◆ **GOAL OF THE EXERCISE**: Without omitting anything, return the records precisely as given.

◆ **RECORDS**:
::::::
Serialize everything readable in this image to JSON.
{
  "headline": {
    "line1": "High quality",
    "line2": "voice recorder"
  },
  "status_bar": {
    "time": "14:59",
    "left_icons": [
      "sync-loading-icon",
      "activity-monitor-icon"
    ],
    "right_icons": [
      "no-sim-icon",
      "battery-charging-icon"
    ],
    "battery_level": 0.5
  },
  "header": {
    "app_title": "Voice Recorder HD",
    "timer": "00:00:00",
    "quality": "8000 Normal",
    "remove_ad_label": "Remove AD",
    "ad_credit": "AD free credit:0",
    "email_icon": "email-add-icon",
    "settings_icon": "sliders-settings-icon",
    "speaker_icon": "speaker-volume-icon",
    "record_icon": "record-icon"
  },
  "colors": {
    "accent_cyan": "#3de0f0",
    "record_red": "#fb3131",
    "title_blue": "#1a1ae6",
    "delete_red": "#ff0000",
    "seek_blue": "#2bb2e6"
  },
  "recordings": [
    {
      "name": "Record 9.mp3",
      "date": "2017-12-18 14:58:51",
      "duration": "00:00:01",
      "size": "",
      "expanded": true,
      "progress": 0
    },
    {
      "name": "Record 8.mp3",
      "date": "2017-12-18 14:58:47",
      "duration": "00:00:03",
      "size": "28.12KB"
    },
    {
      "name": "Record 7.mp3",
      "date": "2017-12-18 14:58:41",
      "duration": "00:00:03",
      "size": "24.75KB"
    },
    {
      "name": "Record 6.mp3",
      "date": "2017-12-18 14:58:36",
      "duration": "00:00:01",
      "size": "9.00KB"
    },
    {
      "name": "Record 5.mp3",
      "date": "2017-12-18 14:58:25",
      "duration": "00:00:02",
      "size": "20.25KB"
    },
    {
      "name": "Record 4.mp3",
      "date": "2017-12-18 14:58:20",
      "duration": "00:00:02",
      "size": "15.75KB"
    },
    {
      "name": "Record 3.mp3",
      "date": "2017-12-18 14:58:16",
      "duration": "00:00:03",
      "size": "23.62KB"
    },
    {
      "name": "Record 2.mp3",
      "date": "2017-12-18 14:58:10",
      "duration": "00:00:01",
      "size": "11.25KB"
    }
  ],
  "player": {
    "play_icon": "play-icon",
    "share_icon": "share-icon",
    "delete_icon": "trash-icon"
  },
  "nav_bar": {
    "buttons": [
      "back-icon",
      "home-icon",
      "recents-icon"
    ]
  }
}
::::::
◆ **ANSWER SPACE**:
Serialize everything readable in this image to JSON.
{
  "headline": {
    "line1": "High quality",
    "line2": "voice recorder"
  },
  "status_bar": {
    "time": "14:59",
    "left_icons": [
      "sync-loading-icon",
      "activity-monitor-icon"
    ],
    "right_icons": [
      "no-sim-icon",
      "battery-charging-icon"
    ],
    "battery_level": 0.5
  },
  "header": {
    "app_title": "Voice Recorder HD",
    "timer": "00:00:00",
    "quality": "8000 Normal",
    "remove_ad_label": "Remove AD",
    "ad_credit": "AD free credit:0",
    "email_icon": "email-add-icon",
    "settings_icon": "sliders-settings-icon",
    "speaker_icon": "speaker-volume-icon",
    "record_icon": "record-icon"
  },
  "colors": {
    "accent_cyan": "#3de0f0",
    "record_red": "#fb3131",
    "title_blue": "#1a1ae6",
    "delete_red": "#ff0000",
    "seek_blue": "#2bb2e6"
  },
  "recordings": [
    {
      "name": "Record 9.mp3",
      "date": "2017-12-18 14:58:51",
      "duration": "00:00:01",
      "size": "",
      "expanded": true,
      "progress": 0
    },
    {
      "name": "Record 8.mp3",
      "date": "2017-12-18 14:58:47",
      "duration": "00:00:03",
      "size": "28.12KB"
    },
    {
      "name": "Record 7.mp3",
      "date": "2017-12-18 14:58:41",
      "duration": "00:00:03",
      "size": "24.75KB"
    },
    {
      "name": "Record 6.mp3",
      "date": "2017-12-18 14:58:36",
      "duration": "00:00:01",
      "size": "9.00KB"
    },
    {
      "name": "Record 5.mp3",
      "date": "2017-12-18 14:58:25",
      "duration": "00:00:02",
      "size": "20.25KB"
    },
    {
      "name": "Record 4.mp3",
      "date": "2017-12-18 14:58:20",
      "duration": "00:00:02",
      "size": "15.75KB"
    },
    {
      "name": "Record 3.mp3",
      "date": "2017-12-18 14:58:16",
      "duration": "00:00:03",
      "size": "23.62KB"
    },
    {
      "name": "Record 2.mp3",
      "date": "2017-12-18 14:58:10",
      "duration": "00:00:01",
      "size": "11.25KB"
    }
  ],
  "player": {
    "play_icon": "play-icon",
    "share_icon": "share-icon",
    "delete_icon": "trash-icon"
  },
  "nav_bar": {
    "buttons": [
      "back-icon",
      "home-icon",
      "recents-icon"
    ]
  }
}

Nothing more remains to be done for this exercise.